INSTRUCTIONS TO FOLLOW: Across these entries, how many lines contain the word "JSON"? Answer with only the number.

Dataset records
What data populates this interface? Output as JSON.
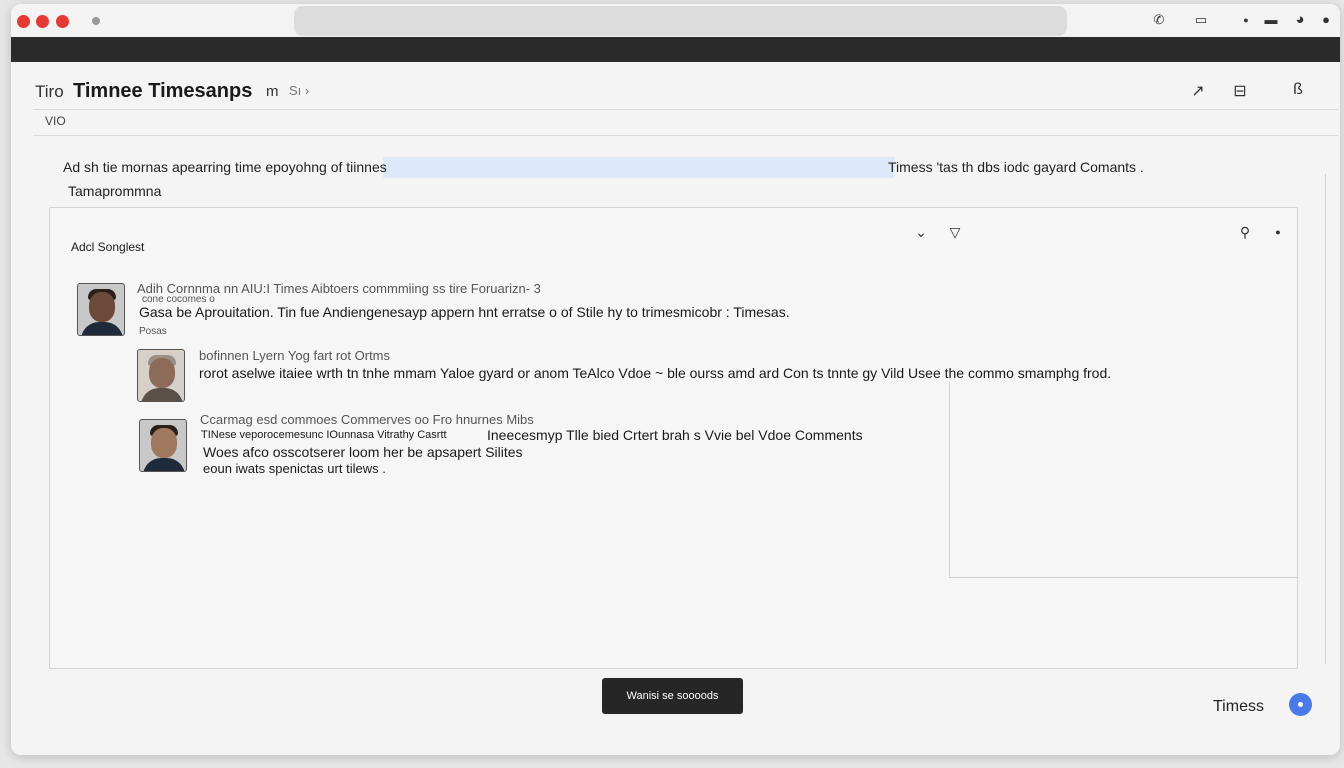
{
  "window": {
    "title_prefix": "Tiro",
    "title_main": "Timnee Timesanps",
    "title_suffix": "m",
    "title_meta": "Sı ›",
    "sub_label": "VIO"
  },
  "toolbar_icons": [
    "phone-icon",
    "window-icon",
    "dot-icon",
    "minimize-icon",
    "profile-icon"
  ],
  "header_icons": [
    "edit-icon",
    "share-icon",
    "bookmark-icon"
  ],
  "description": {
    "line_left": "Ad sh tie mornas apearring time epoyohng of",
    "line_highlighted": "tiinnes",
    "line_right": "Timess 'tas th dbs iodc gayard Comants .",
    "sub": "Tamaprommna"
  },
  "panel": {
    "title": "Adcl Songlest",
    "icons": [
      "collapse-icon",
      "filter-icon",
      "pin-icon",
      "more-icon"
    ]
  },
  "comments": [
    {
      "meta": "Adih Cornnma nn AIU:I Times Aibtoers commmiing ss tire Foruarizn- 3",
      "small": "cone cocomes o",
      "text": "Gasa be Aprouitation. Tin fue Andiengenesayp appern hnt erratse o of Stile hy to trimesmicobr : Timesas.",
      "small2": "Posas"
    },
    {
      "meta": "bofinnen Lyern Yog fart rot Ortms",
      "text": "rorot aselwe itaiee wrth tn tnhe mmam Yaloe gyard or anom TeAlco Vdoe ~  ble ourss amd ard Con ts tnnte gy Vild Usee  the commo smamphg frod."
    },
    {
      "meta": "Ccarmag esd commoes Commerves oo Fro hnurnes Mibs",
      "text1": "TINese veporocemesunc IOunnasa Vitrathy Casrtt",
      "text1b": "Ineecesmyp Tlle bied Crtert brah s Vvie bel Vdoe Comments",
      "text2": "Woes afco osscotserer loom her be apsapert Silites",
      "text3": "eoun iwats spenictas urt tilews ."
    }
  ],
  "footer": {
    "primary_button": "Wanisi se soooods",
    "label": "Timess"
  },
  "colors": {
    "accent": "#4a7ae8",
    "traffic_light": "#e53935",
    "highlight": "#dde8fb",
    "dark_bar": "#2a2a2a"
  }
}
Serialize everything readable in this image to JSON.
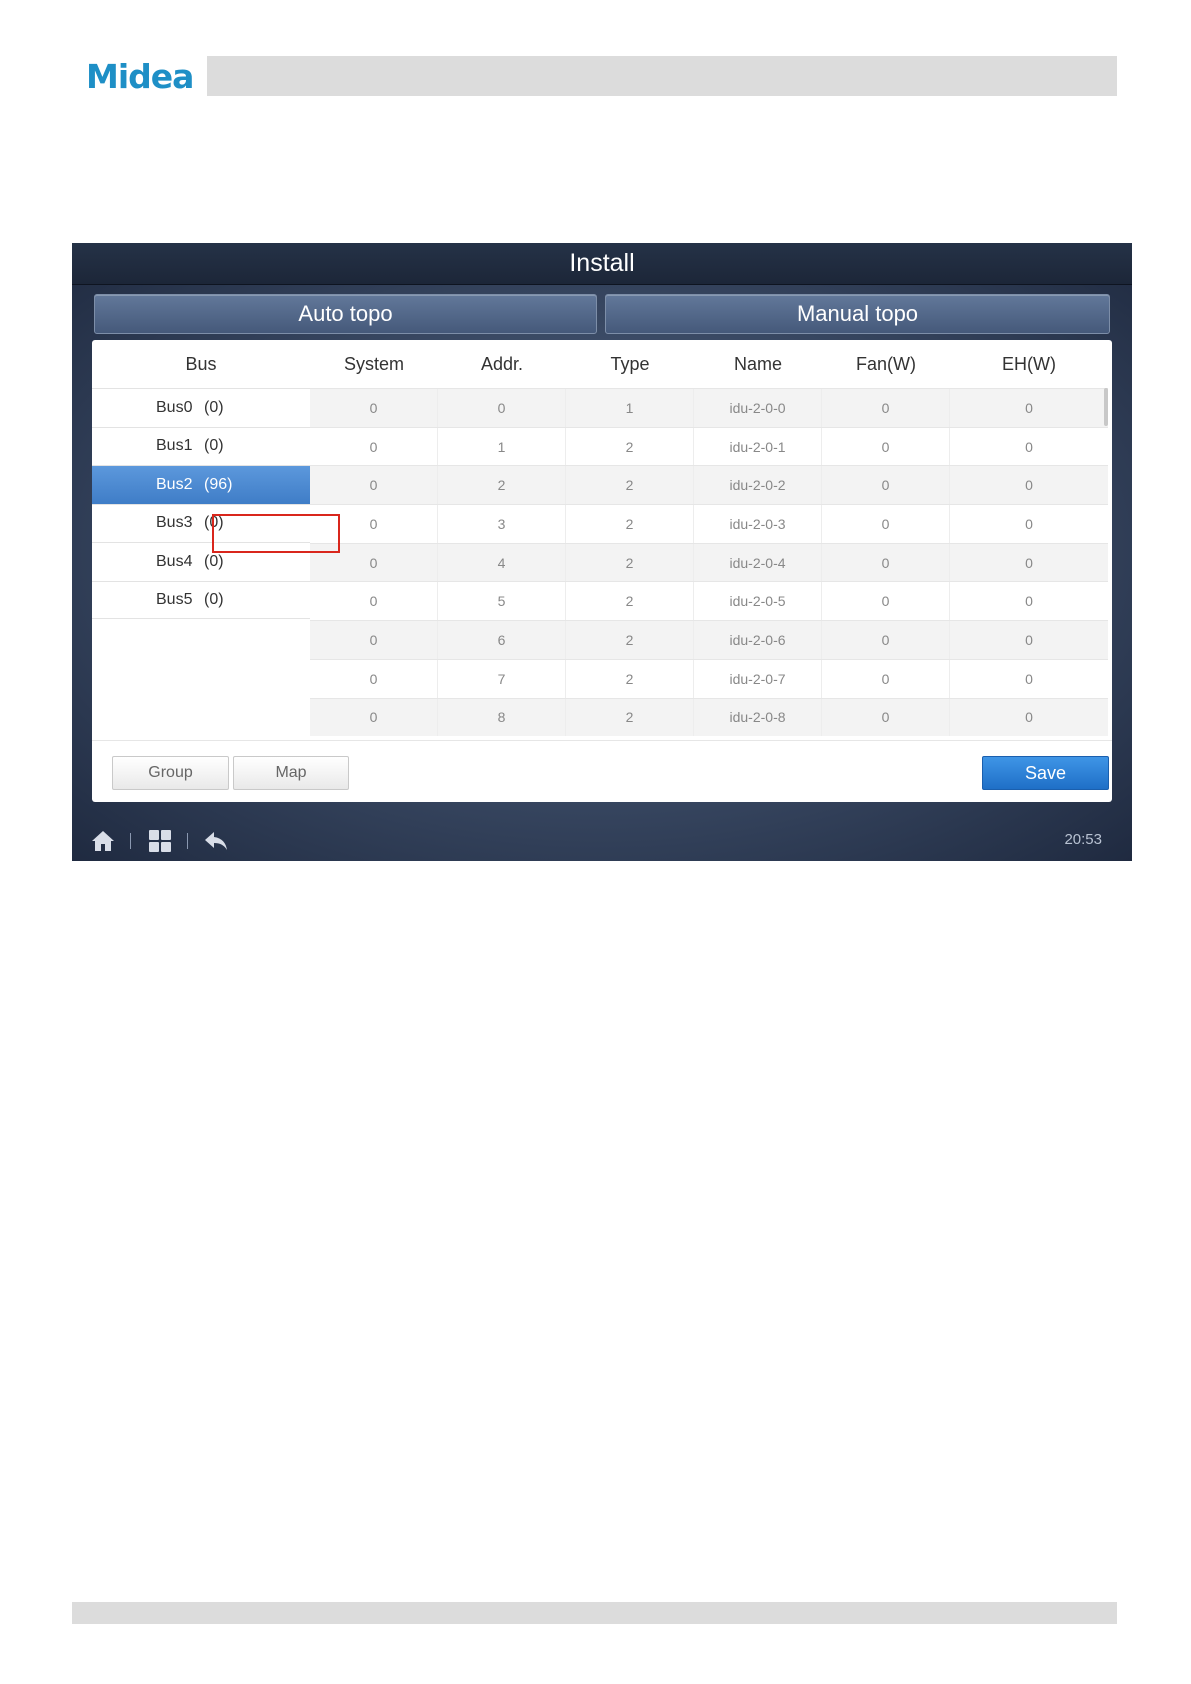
{
  "brand": {
    "logo_text": "Midea"
  },
  "screen": {
    "title": "Install",
    "tabs": {
      "auto": "Auto topo",
      "manual": "Manual topo"
    },
    "bus_header": "Bus",
    "buses": [
      {
        "name": "Bus0",
        "count": "(0)"
      },
      {
        "name": "Bus1",
        "count": "(0)"
      },
      {
        "name": "Bus2",
        "count": "(96)"
      },
      {
        "name": "Bus3",
        "count": "(0)"
      },
      {
        "name": "Bus4",
        "count": "(0)"
      },
      {
        "name": "Bus5",
        "count": "(0)"
      }
    ],
    "selected_bus": "Bus2",
    "columns": [
      "System",
      "Addr.",
      "Type",
      "Name",
      "Fan(W)",
      "EH(W)"
    ],
    "rows": [
      [
        "0",
        "0",
        "1",
        "idu-2-0-0",
        "0",
        "0"
      ],
      [
        "0",
        "1",
        "2",
        "idu-2-0-1",
        "0",
        "0"
      ],
      [
        "0",
        "2",
        "2",
        "idu-2-0-2",
        "0",
        "0"
      ],
      [
        "0",
        "3",
        "2",
        "idu-2-0-3",
        "0",
        "0"
      ],
      [
        "0",
        "4",
        "2",
        "idu-2-0-4",
        "0",
        "0"
      ],
      [
        "0",
        "5",
        "2",
        "idu-2-0-5",
        "0",
        "0"
      ],
      [
        "0",
        "6",
        "2",
        "idu-2-0-6",
        "0",
        "0"
      ],
      [
        "0",
        "7",
        "2",
        "idu-2-0-7",
        "0",
        "0"
      ],
      [
        "0",
        "8",
        "2",
        "idu-2-0-8",
        "0",
        "0"
      ]
    ],
    "buttons": {
      "group": "Group",
      "map": "Map",
      "save": "Save"
    },
    "status": {
      "time": "20:53"
    },
    "icons": [
      "home-icon",
      "apps-icon",
      "back-icon"
    ],
    "colors": {
      "accent": "#3f7dc7",
      "highlight": "#d9261c",
      "brand": "#1e8fc6"
    }
  }
}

SOLUTION: 2